Ingram Cloud 4.0 (2018-Beyond): Now, we arrive to my 4.0 thesis — which involves Ingram partners building their businesses on the cloud, rather than merely reselling SaaS services. It will also require a more formalized IaaS strategy — especially as established rivals and upstarts move into the cloud distribution market.
How strategic is the cloud to Ingram at this point? Here’s a hint: CEO Alain Monié may even weigh in on the conversation next week…
Ingram vs. Rivals: Cloud Distribution’s Future
I don’t know Ingram’s current cloud revenues, but they may emerge at the conference. Based on ChannelE2E’s earlier reporting here are some metrics and clues to keep in mind:
- Ingram’s cloud revenues were about $200 million and roughly doubling annually at the end of 2015. Fast forward and I wonder if that growth rate delivered $400 million at the end of 2016. As for 2017? I’ll push for answers at this year’s conference.

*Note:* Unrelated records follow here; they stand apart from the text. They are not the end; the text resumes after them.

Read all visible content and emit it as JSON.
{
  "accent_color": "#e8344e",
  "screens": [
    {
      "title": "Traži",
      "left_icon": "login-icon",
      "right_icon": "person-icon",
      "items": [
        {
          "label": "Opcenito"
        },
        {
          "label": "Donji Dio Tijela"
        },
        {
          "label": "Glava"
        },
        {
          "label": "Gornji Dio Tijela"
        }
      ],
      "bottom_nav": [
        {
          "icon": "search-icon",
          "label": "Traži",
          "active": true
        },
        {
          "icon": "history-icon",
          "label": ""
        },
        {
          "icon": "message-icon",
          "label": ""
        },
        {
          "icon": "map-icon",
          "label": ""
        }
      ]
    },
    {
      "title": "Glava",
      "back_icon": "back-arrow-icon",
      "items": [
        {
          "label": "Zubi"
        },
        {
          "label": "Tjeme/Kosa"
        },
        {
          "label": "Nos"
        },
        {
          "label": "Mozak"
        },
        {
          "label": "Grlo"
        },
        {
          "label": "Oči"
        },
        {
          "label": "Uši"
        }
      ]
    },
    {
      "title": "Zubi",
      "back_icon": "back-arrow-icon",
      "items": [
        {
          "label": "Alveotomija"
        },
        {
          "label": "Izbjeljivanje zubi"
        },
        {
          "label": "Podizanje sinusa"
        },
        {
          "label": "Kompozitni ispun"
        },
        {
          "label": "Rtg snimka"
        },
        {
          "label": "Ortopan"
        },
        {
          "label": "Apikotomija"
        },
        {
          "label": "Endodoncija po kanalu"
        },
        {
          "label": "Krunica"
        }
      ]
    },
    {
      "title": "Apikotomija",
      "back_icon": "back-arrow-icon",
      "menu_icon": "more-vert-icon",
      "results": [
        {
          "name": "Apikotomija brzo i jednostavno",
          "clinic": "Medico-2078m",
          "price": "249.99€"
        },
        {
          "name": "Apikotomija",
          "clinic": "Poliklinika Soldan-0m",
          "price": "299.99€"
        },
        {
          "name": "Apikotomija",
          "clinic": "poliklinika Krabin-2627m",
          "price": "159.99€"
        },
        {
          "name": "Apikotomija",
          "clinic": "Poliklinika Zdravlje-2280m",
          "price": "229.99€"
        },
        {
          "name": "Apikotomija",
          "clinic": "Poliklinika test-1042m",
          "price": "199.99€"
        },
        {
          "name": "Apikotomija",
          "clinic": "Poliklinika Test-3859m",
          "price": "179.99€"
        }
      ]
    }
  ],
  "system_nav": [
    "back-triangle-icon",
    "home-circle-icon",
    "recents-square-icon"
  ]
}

- As of November 2016, Ingram had more than 10 million cloud seats under management, Bergeron said at the time. We’ll push for updated figures — at least through the close of 2017 — next week.
No doubt, Ingram’s cloud business has continued to grow. But so has the competition.
When Tech Data acquired Avnet Technology Solutions last year, the deal included Avnet’s strong start in the IaaS partner market. So how did Ingram respond? The company hired Avnet veteran Tim FitzGerald — the very person who architected Avnet’s IaaS strategy. Also new to the party: AppDirect veteran Richard Dufty joined Ingram in mid-2017 as senior VP of the global cloud platform. It’s a powerful, well-respected team.
Still, competition certainly looms. Tech Data continues to gain its own momentum and recently extended cloud services into India. Also, Synnex has some intriguing cloud relationships — including momentum with Docker, Google G Suite, Microsoft Office 365 and Red Hat.
On the startup front, Pax8 has emerged as a true cloud distribution contender. Among Pax8’s recent moves: Building a Lego-like system that allows partners to mix and match SaaS offerings from multiple vendors. Also, an upgraded Pax8–ConnectWise integration allows MSPs to choose how they want to bill their customers — for instance, in arrears or forward in a recurring-revenue, SaaS style, the cloud distributor says.
AWS Marketplace vs Ingram Cloud Marketplace
Meanwhile, the Amazon Web Services Marketplace has emerged as a potential disrupter. The warning shot arrived in 2016, when Amazon launched SaaS billing — a quiet but strategic assault on traditional distribution, as ChannelE2E pointed out at the time. Fast forward to present day, and “The Amazon Effect” is coming to the channel, The 2112 Group recently warned.
Of course, Ingram has its own cloud marketplace. And the company has a loyal partner base featuring thousands of MSPs and VARs. The potential danger involves ISVs and upstart cloud MSPs going directly to AWS to promote and/or source everything.
Ingram knows it. Workday knows it. Microsoft knows it. SAP knows it. And that’s why all eyes will be on Ingram Micro during the company’s cloud summit.
Media folks like me arrive every year, wondering if the cloud will disrupt distributors and partners. And channel folks like Bergeron respond in kind with the latest Ingram Cloud adoption figures. Frankly, they’ve yet to disappoint.